» **The problem**
Look through the records and report how many lines include the word "fees", with no other words.

» **The records**
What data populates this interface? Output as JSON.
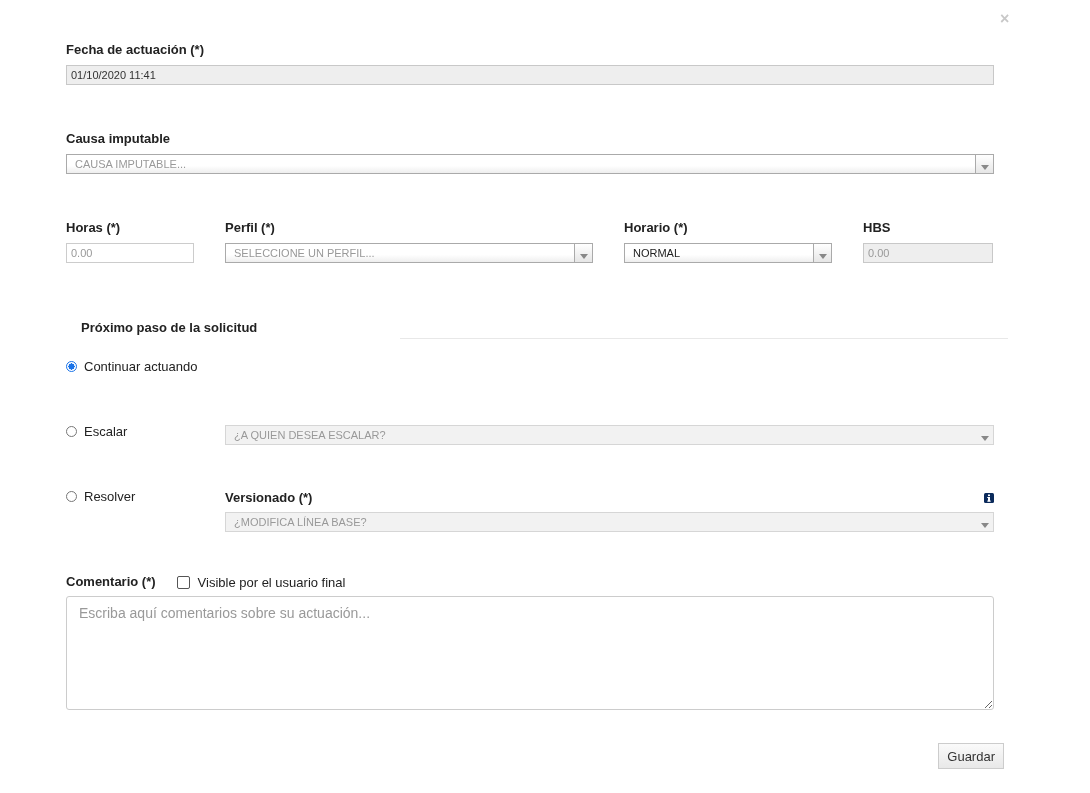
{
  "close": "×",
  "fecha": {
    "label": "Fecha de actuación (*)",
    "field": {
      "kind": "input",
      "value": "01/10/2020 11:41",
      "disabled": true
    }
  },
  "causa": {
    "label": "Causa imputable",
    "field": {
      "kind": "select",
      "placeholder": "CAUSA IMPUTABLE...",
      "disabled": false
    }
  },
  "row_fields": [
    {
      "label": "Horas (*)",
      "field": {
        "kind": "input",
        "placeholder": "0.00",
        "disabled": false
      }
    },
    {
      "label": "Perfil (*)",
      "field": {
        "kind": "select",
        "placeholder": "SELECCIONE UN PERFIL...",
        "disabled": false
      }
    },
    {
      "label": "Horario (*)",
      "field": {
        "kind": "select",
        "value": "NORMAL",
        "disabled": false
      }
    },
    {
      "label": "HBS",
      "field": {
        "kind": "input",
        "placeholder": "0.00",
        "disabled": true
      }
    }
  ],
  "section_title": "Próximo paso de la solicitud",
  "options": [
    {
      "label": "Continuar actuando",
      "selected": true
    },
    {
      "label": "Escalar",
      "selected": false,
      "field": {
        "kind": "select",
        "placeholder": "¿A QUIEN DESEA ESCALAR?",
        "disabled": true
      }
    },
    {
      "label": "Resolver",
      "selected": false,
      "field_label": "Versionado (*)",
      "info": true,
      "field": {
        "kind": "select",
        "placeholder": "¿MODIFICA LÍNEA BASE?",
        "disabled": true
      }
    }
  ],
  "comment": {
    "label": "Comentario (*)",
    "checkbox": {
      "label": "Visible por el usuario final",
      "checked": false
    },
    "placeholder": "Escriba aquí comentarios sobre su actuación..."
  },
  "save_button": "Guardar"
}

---

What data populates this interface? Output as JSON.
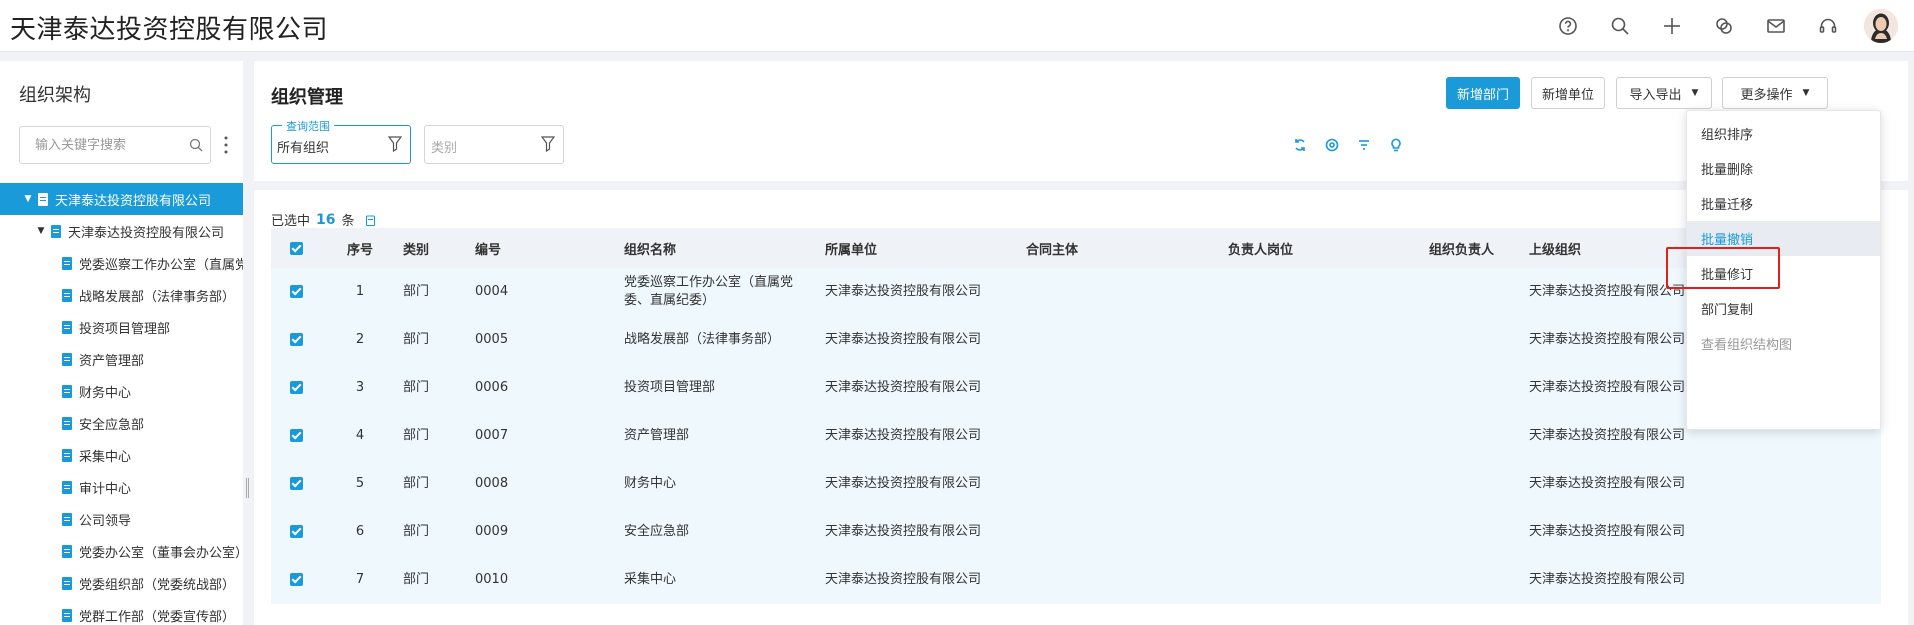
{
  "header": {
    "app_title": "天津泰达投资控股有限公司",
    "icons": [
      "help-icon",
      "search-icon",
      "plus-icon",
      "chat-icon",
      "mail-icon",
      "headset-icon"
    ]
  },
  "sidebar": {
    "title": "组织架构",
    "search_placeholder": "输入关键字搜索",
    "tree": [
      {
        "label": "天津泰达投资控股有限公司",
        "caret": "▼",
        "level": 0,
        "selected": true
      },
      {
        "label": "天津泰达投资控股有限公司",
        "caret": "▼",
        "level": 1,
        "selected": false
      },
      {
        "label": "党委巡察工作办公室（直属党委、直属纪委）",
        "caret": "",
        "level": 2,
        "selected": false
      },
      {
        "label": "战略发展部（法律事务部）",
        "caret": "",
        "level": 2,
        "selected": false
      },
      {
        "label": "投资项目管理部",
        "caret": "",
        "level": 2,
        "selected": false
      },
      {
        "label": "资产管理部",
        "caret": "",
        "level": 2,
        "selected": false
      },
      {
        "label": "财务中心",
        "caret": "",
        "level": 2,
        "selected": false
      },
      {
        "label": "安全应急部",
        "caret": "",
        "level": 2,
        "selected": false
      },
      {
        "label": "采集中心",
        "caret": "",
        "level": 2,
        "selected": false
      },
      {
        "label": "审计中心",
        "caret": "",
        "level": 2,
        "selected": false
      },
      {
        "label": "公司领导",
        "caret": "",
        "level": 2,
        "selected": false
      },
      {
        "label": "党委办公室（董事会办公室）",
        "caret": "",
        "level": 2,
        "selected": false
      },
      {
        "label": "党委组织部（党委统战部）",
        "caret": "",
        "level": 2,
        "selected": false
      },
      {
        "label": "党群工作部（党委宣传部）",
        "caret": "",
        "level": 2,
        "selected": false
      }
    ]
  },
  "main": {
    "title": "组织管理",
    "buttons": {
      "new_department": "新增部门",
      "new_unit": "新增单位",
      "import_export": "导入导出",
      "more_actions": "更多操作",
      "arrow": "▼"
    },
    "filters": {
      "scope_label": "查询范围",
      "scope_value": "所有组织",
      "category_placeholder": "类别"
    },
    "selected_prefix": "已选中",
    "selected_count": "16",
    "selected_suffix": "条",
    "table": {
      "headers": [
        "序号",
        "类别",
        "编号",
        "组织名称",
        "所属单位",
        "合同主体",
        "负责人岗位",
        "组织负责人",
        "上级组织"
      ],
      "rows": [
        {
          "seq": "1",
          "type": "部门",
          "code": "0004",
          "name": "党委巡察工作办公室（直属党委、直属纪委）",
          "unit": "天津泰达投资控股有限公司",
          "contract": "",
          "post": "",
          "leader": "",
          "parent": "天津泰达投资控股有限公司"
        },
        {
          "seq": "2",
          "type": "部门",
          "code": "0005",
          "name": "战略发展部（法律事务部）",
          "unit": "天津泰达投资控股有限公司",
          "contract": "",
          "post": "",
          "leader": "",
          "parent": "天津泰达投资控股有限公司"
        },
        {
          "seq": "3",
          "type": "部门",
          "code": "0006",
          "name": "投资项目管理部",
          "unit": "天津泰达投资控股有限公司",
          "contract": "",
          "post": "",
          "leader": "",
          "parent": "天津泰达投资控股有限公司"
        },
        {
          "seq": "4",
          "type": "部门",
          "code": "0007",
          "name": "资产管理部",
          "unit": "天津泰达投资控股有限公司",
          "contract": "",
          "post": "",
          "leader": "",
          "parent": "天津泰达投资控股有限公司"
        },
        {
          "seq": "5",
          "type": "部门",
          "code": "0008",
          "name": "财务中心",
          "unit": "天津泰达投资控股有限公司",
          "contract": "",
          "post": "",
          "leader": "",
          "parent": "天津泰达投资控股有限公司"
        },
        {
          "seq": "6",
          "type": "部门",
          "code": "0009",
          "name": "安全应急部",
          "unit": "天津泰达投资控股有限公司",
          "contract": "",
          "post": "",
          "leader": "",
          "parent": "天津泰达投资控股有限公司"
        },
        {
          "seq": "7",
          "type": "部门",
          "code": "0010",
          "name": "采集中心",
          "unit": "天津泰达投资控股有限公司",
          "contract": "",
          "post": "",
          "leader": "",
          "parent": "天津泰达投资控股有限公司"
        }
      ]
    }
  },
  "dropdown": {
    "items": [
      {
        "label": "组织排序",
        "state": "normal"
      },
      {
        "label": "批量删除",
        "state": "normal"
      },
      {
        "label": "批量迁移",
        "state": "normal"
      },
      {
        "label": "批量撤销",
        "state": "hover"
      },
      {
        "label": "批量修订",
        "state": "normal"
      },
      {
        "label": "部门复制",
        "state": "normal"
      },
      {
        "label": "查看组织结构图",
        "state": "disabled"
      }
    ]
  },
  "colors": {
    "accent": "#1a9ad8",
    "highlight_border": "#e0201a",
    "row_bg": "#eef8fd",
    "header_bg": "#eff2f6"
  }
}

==

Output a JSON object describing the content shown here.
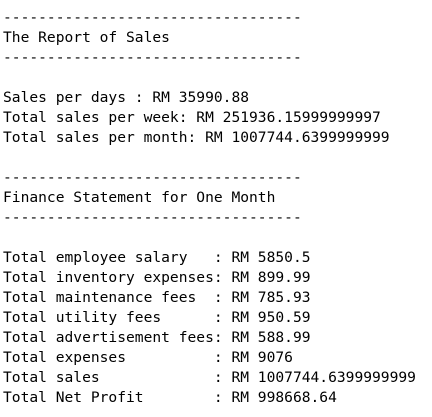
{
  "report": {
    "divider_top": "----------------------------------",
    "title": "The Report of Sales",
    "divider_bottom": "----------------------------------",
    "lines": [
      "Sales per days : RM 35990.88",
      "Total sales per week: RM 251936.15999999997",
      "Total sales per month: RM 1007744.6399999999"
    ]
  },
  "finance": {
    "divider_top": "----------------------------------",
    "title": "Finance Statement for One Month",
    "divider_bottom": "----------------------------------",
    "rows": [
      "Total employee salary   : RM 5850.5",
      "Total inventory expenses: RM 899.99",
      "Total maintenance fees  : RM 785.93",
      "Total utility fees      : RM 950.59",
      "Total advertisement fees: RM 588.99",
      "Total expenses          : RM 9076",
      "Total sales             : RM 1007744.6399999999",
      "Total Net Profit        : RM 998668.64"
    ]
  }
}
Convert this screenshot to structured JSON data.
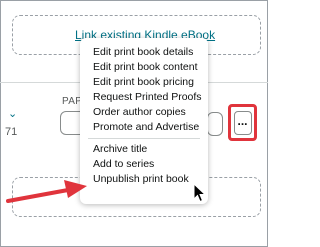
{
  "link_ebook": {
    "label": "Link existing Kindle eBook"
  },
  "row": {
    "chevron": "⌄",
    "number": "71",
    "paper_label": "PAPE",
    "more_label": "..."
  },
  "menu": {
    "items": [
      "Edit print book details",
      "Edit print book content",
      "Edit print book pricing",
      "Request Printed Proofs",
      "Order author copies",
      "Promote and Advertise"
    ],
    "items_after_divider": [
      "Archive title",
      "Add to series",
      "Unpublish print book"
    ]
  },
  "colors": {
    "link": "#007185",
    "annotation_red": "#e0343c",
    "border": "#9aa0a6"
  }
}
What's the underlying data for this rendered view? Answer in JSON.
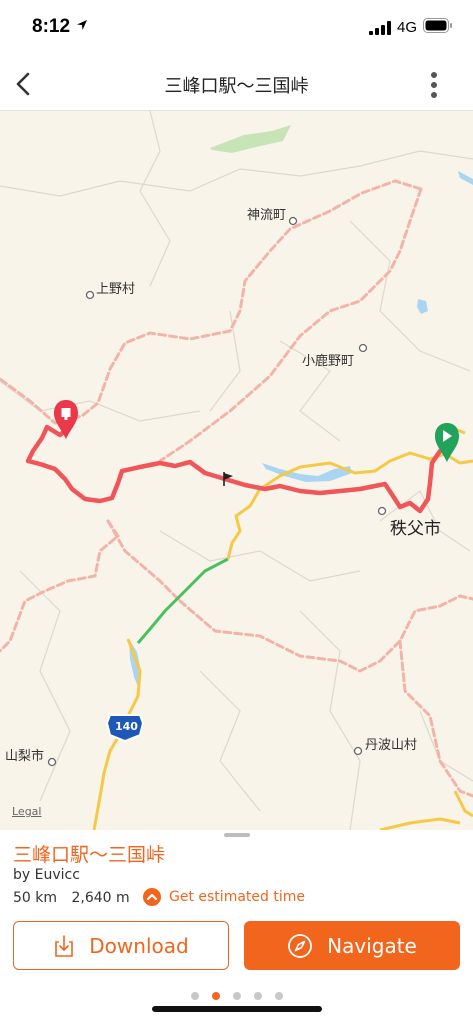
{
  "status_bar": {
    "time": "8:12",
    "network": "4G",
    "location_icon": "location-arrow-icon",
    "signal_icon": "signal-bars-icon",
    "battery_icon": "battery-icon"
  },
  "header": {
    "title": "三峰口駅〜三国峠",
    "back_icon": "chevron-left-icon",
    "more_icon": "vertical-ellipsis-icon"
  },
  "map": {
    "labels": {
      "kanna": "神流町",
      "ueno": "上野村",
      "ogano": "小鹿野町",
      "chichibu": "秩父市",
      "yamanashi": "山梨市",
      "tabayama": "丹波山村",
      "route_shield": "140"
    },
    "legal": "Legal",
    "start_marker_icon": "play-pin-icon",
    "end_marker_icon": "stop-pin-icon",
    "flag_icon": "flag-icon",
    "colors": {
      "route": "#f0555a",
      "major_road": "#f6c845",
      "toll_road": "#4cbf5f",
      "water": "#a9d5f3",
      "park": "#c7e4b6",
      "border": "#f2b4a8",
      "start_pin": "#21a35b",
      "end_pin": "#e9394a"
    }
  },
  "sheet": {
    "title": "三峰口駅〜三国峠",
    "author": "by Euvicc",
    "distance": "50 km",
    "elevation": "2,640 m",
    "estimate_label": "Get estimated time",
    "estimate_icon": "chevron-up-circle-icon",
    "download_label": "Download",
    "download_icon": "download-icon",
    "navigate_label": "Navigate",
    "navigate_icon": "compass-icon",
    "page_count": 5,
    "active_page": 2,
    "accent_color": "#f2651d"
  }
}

» **Reply**
3